The Act provides for the development of the National Statistics System and provides for its components and objectives; to establish the Namibia Statistics Agency and the Board of the Namibia Statistics Agency and provide for their powers and functions.

He has nevertheless urged that the Act is re-looked at and allow for the creation of a coordinated statistical system.

“All ministries and government agencies should have a statistics division. It must be at the core of activities of a functional organisation, ministry or agency. This is not in the Act,” he said. 

Economic planning minister and director of the NPC Tom Alweendo, however, did not dwell much on the country’s statistical capacity but he disputed the figure that places Namibia below the said sub-Saharan average.

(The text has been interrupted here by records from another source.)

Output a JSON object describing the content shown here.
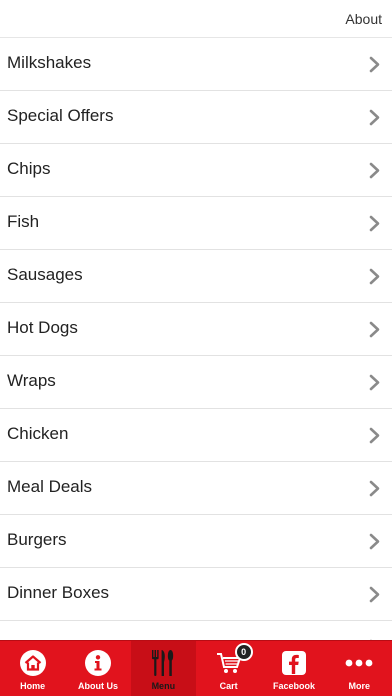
{
  "header": {
    "about_label": "About"
  },
  "menu": {
    "items": [
      {
        "label": "Milkshakes"
      },
      {
        "label": "Special Offers"
      },
      {
        "label": "Chips"
      },
      {
        "label": "Fish"
      },
      {
        "label": "Sausages"
      },
      {
        "label": "Hot Dogs"
      },
      {
        "label": "Wraps"
      },
      {
        "label": "Chicken"
      },
      {
        "label": "Meal Deals"
      },
      {
        "label": "Burgers"
      },
      {
        "label": "Dinner Boxes"
      },
      {
        "label": ""
      }
    ],
    "chevron_icon": "chevron-right-icon"
  },
  "tabbar": {
    "accent_color": "#e1131d",
    "tabs": [
      {
        "label": "Home",
        "icon": "home-icon"
      },
      {
        "label": "About Us",
        "icon": "info-icon"
      },
      {
        "label": "Menu",
        "icon": "cutlery-icon",
        "active": true
      },
      {
        "label": "Cart",
        "icon": "cart-icon",
        "badge": "0"
      },
      {
        "label": "Facebook",
        "icon": "facebook-icon"
      },
      {
        "label": "More",
        "icon": "more-icon"
      }
    ]
  }
}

“That statistics capacity index, I think I want to take you on that one at some point. But those blips going up and down cannot be good statistics, there is something wrong with that figure,” he said in his response to the professor.

“But as it was said, it’s all about having good statistics. If you don’t have data, if you don’t have information as to where you need to plan, where you need to build a school, where you need to build a hospital you end up building schools and hospitals everywhere else depending on who says you want a hospital,” he added.

Although Namibia takes the production of comprehensive, quality and accessible statistics seriously to promote the development agenda, Alweendo said budget constraints often hinder the process.

He also said there is a lingering challenge of “big data management or the consolidation or compilation of data across multiple sources.”

“Now for the implementation of our national development plan we need to have access to statistical data to respond to the pressing matters proactively,” he said.

PARIS21 Regional coordinator for Africa Rafik Mahjoubi said statistical systems should be able to respond in a precise, effective and sustainable manner to the challenges in society and economies of developing countries and to the new information requirements they generate. 

“This needs a coordinated national effort aimed at improving the mechanisms and processes needed to produce relevant statistics. This effort is embodied in the strategic planning process known as the NSDS,” he said.